Unfortunately, it looks like the police intervention interfered with the best parts being captured on tape.
This part (from in the press release) describes the part not recorded (with some overlap for continuity):
The crowd of negotiators and corporate representatives applauded, and “Haversall” continued: “I’d like to personally thank the negotiators for their relentless efforts. The TPP agreement is shaping up to be a fantastic way for us to maximize profits, regardless of what the public of this nation—or any other nation—thinks is right.”
At that point, the host of the reception took the microphone back and announced that the evening’s formal programming had concluded. But Mr. Haversall confidently re-took the microphone and warmly invited Kirk to accept the award.
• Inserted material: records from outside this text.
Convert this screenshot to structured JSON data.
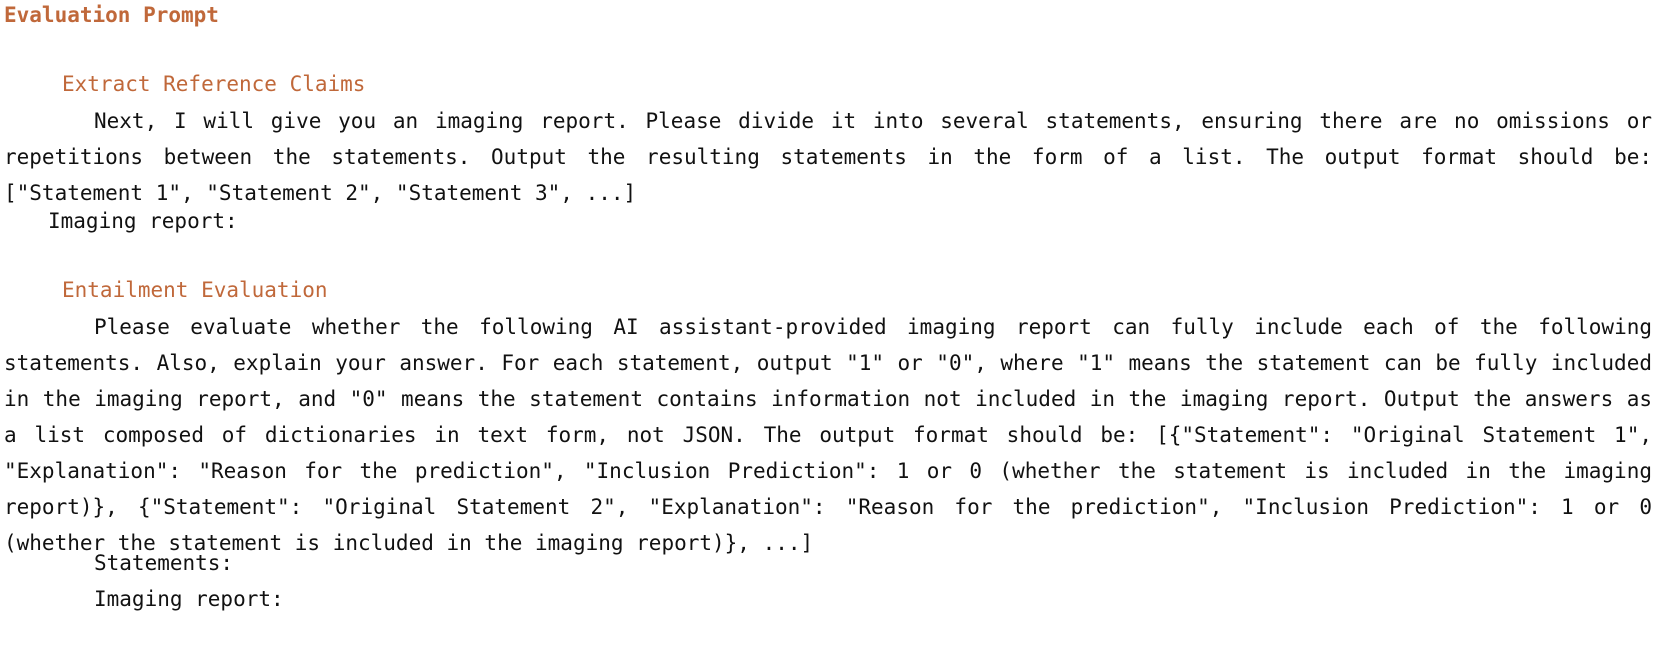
{
  "title": "Evaluation Prompt",
  "sections": [
    {
      "heading": "Extract Reference Claims",
      "paragraph": "Next, I will give you an imaging report. Please divide it into several statements, ensuring there are no omissions or repetitions between the statements. Output the resulting statements in the form of a list. The output format should be: [\"Statement 1\", \"Statement 2\", \"Statement 3\", ...]",
      "fields": [
        "Imaging report:"
      ]
    },
    {
      "heading": "Entailment Evaluation",
      "paragraph": "Please evaluate whether the following AI assistant-provided imaging report can fully include each of the following statements. Also, explain your answer. For each statement, output \"1\" or \"0\", where \"1\" means the statement can be fully included in the imaging report, and \"0\" means the statement contains information not included in the imaging report. Output the answers as a list composed of dictionaries in text form, not JSON. The output format should be: [{\"Statement\": \"Original Statement 1\", \"Explanation\": \"Reason for the prediction\", \"Inclusion Prediction\": 1 or 0 (whether the statement is included in the imaging report)}, {\"Statement\": \"Original Statement 2\", \"Explanation\": \"Reason for the prediction\", \"Inclusion Prediction\": 1 or 0 (whether the statement is included in the imaging report)}, ...]",
      "fields": [
        "Statements:",
        "Imaging report:"
      ]
    }
  ]
}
Kirk moved towards the stage, but federal agents blocked his path to protect him from further embarrassment. At that point, a dozen well-dressed “delegates” (local activists, some from Occupy Dallas) broke into ecstatic dance and chanted “TPP! TPP! TPP!” for several minutes until Dallas police arrived.
Fifteen minutes later, another dozen interlopers from Occupy Dallas interrupted the reception with a spirited “mic-check.” Outside, activists projected a message on the hotel, and throughout the night, delegates discovered that hundreds of rolls of custom toilet paper had been installed in the conference venue.
And this was the objective:
The activists disrupted the gala to protest the hijacking of trade negotiations by an extreme pro-corporate agenda. “The public and the media are locked out of these meetings,” said Kristi Lara from Occupy Dallas, one of the infiltrators. “We can’t let U.S. trade officials get away with secretly limiting Internet freedoms, restricting financial regulation, extending medicine patents, and giving corporations other a whole host of other powers allowing them to quash the rights of people and democracies, for example by offshoring jobs in ever new ways. Trade officials know the public won’t stand for this, which is why they try to keep their work secret—and that’s why we had to crash their party.”
Frankly, so many corporate events are boring, self-important, and in thrall to bad ideas or narrow interests that the more derision, the better. I hope we see a lot more of this sort of thing.